#### [What you are asked to do]
For each entry that follows, produce an exact copy.

● ● ●

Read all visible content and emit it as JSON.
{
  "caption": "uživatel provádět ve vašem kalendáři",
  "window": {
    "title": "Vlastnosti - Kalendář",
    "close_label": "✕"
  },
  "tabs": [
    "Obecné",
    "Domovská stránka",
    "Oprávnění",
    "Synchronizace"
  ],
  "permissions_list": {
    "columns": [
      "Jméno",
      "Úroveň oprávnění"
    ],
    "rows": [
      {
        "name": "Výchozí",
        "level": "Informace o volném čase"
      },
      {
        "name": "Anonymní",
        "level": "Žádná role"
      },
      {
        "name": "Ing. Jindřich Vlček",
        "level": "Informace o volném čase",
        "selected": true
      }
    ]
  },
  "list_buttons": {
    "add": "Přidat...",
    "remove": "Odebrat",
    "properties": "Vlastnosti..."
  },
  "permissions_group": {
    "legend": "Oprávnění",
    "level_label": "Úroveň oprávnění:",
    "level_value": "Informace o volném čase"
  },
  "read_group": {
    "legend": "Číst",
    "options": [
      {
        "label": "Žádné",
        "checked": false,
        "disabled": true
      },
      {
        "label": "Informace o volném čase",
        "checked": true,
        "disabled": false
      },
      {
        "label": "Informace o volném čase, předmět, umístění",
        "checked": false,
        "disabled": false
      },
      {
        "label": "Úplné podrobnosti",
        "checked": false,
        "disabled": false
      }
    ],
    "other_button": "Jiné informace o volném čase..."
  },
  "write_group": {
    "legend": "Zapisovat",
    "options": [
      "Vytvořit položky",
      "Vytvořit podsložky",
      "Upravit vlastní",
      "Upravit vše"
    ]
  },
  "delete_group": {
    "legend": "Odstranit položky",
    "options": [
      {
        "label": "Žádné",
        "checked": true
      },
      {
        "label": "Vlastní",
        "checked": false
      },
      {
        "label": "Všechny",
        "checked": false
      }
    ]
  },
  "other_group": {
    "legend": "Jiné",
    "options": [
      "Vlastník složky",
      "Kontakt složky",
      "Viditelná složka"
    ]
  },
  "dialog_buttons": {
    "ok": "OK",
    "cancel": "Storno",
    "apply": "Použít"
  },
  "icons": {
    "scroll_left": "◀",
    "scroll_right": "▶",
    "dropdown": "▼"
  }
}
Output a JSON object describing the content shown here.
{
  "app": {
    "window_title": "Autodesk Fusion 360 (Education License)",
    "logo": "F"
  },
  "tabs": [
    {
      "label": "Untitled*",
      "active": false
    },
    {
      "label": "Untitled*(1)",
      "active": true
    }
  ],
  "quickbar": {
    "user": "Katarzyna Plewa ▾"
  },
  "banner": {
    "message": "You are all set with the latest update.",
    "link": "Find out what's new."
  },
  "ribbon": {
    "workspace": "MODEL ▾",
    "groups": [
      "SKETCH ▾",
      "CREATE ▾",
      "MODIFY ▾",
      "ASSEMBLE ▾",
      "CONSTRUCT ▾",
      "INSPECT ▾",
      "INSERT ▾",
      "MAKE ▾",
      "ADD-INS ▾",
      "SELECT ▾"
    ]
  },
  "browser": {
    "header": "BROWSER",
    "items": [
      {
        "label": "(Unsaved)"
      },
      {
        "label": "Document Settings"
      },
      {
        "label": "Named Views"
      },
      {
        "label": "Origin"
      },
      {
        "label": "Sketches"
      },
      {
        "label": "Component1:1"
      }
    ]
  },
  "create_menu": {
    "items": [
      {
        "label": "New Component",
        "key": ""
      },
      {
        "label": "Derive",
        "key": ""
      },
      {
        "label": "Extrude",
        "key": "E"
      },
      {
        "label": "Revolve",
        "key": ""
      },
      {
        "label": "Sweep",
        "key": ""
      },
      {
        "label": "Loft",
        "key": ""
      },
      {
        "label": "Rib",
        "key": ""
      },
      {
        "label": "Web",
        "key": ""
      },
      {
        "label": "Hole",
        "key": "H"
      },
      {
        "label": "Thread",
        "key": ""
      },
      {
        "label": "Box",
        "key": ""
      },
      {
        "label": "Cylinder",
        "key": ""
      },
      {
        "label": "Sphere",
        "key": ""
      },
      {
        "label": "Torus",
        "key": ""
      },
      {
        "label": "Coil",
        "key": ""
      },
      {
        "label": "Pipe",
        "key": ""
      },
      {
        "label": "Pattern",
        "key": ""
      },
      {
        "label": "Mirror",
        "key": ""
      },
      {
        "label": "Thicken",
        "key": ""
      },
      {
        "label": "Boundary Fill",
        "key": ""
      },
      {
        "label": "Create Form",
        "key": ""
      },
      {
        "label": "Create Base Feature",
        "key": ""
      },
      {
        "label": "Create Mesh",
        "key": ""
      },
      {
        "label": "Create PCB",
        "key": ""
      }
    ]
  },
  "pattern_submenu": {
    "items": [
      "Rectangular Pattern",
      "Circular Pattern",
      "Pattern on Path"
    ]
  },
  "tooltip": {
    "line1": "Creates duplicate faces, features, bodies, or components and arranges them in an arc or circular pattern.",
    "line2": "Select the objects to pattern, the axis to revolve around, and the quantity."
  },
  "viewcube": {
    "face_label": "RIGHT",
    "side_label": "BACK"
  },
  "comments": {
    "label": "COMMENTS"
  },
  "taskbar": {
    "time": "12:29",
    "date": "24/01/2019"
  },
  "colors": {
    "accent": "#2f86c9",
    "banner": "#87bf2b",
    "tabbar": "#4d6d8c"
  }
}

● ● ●

#### [Completed exercise]
Read all visible content and emit it as JSON.
{
  "caption": "uživatel provádět ve vašem kalendáři",
  "window": {
    "title": "Vlastnosti - Kalendář",
    "close_label": "✕"
  },
  "tabs": [
    "Obecné",
    "Domovská stránka",
    "Oprávnění",
    "Synchronizace"
  ],
  "permissions_list": {
    "columns": [
      "Jméno",
      "Úroveň oprávnění"
    ],
    "rows": [
      {
        "name": "Výchozí",
        "level": "Informace o volném čase"
      },
      {
        "name": "Anonymní",
        "level": "Žádná role"
      },
      {
        "name": "Ing. Jindřich Vlček",
        "level": "Informace o volném čase",
        "selected": true
      }
    ]
  },
  "list_buttons": {
    "add": "Přidat...",
    "remove": "Odebrat",
    "properties": "Vlastnosti..."
  },
  "permissions_group": {
    "legend": "Oprávnění",
    "level_label": "Úroveň oprávnění:",
    "level_value": "Informace o volném čase"
  },
  "read_group": {
    "legend": "Číst",
    "options": [
      {
        "label": "Žádné",
        "checked": false,
        "disabled": true
      },
      {
        "label": "Informace o volném čase",
        "checked": true,
        "disabled": false
      },
      {
        "label": "Informace o volném čase, předmět, umístění",
        "checked": false,
        "disabled": false
      },
      {
        "label": "Úplné podrobnosti",
        "checked": false,
        "disabled": false
      }
    ],
    "other_button": "Jiné informace o volném čase..."
  },
  "write_group": {
    "legend": "Zapisovat",
    "options": [
      "Vytvořit položky",
      "Vytvořit podsložky",
      "Upravit vlastní",
      "Upravit vše"
    ]
  },
  "delete_group": {
    "legend": "Odstranit položky",
    "options": [
      {
        "label": "Žádné",
        "checked": true
      },
      {
        "label": "Vlastní",
        "checked": false
      },
      {
        "label": "Všechny",
        "checked": false
      }
    ]
  },
  "other_group": {
    "legend": "Jiné",
    "options": [
      "Vlastník složky",
      "Kontakt složky",
      "Viditelná složka"
    ]
  },
  "dialog_buttons": {
    "ok": "OK",
    "cancel": "Storno",
    "apply": "Použít"
  },
  "icons": {
    "scroll_left": "◀",
    "scroll_right": "▶",
    "dropdown": "▼"
  }
}
Output a JSON object describing the content shown here.
{
  "app": {
    "window_title": "Autodesk Fusion 360 (Education License)",
    "logo": "F"
  },
  "tabs": [
    {
      "label": "Untitled*",
      "active": false
    },
    {
      "label": "Untitled*(1)",
      "active": true
    }
  ],
  "quickbar": {
    "user": "Katarzyna Plewa ▾"
  },
  "banner": {
    "message": "You are all set with the latest update.",
    "link": "Find out what's new."
  },
  "ribbon": {
    "workspace": "MODEL ▾",
    "groups": [
      "SKETCH ▾",
      "CREATE ▾",
      "MODIFY ▾",
      "ASSEMBLE ▾",
      "CONSTRUCT ▾",
      "INSPECT ▾",
      "INSERT ▾",
      "MAKE ▾",
      "ADD-INS ▾",
      "SELECT ▾"
    ]
  },
  "browser": {
    "header": "BROWSER",
    "items": [
      {
        "label": "(Unsaved)"
      },
      {
        "label": "Document Settings"
      },
      {
        "label": "Named Views"
      },
      {
        "label": "Origin"
      },
      {
        "label": "Sketches"
      },
      {
        "label": "Component1:1"
      }
    ]
  },
  "create_menu": {
    "items": [
      {
        "label": "New Component",
        "key": ""
      },
      {
        "label": "Derive",
        "key": ""
      },
      {
        "label": "Extrude",
        "key": "E"
      },
      {
        "label": "Revolve",
        "key": ""
      },
      {
        "label": "Sweep",
        "key": ""
      },
      {
        "label": "Loft",
        "key": ""
      },
      {
        "label": "Rib",
        "key": ""
      },
      {
        "label": "Web",
        "key": ""
      },
      {
        "label": "Hole",
        "key": "H"
      },
      {
        "label": "Thread",
        "key": ""
      },
      {
        "label": "Box",
        "key": ""
      },
      {
        "label": "Cylinder",
        "key": ""
      },
      {
        "label": "Sphere",
        "key": ""
      },
      {
        "label": "Torus",
        "key": ""
      },
      {
        "label": "Coil",
        "key": ""
      },
      {
        "label": "Pipe",
        "key": ""
      },
      {
        "label": "Pattern",
        "key": ""
      },
      {
        "label": "Mirror",
        "key": ""
      },
      {
        "label": "Thicken",
        "key": ""
      },
      {
        "label": "Boundary Fill",
        "key": ""
      },
      {
        "label": "Create Form",
        "key": ""
      },
      {
        "label": "Create Base Feature",
        "key": ""
      },
      {
        "label": "Create Mesh",
        "key": ""
      },
      {
        "label": "Create PCB",
        "key": ""
      }
    ]
  },
  "pattern_submenu": {
    "items": [
      "Rectangular Pattern",
      "Circular Pattern",
      "Pattern on Path"
    ]
  },
  "tooltip": {
    "line1": "Creates duplicate faces, features, bodies, or components and arranges them in an arc or circular pattern.",
    "line2": "Select the objects to pattern, the axis to revolve around, and the quantity."
  },
  "viewcube": {
    "face_label": "RIGHT",
    "side_label": "BACK"
  },
  "comments": {
    "label": "COMMENTS"
  },
  "taskbar": {
    "time": "12:29",
    "date": "24/01/2019"
  },
  "colors": {
    "accent": "#2f86c9",
    "banner": "#87bf2b",
    "tabbar": "#4d6d8c"
  }
}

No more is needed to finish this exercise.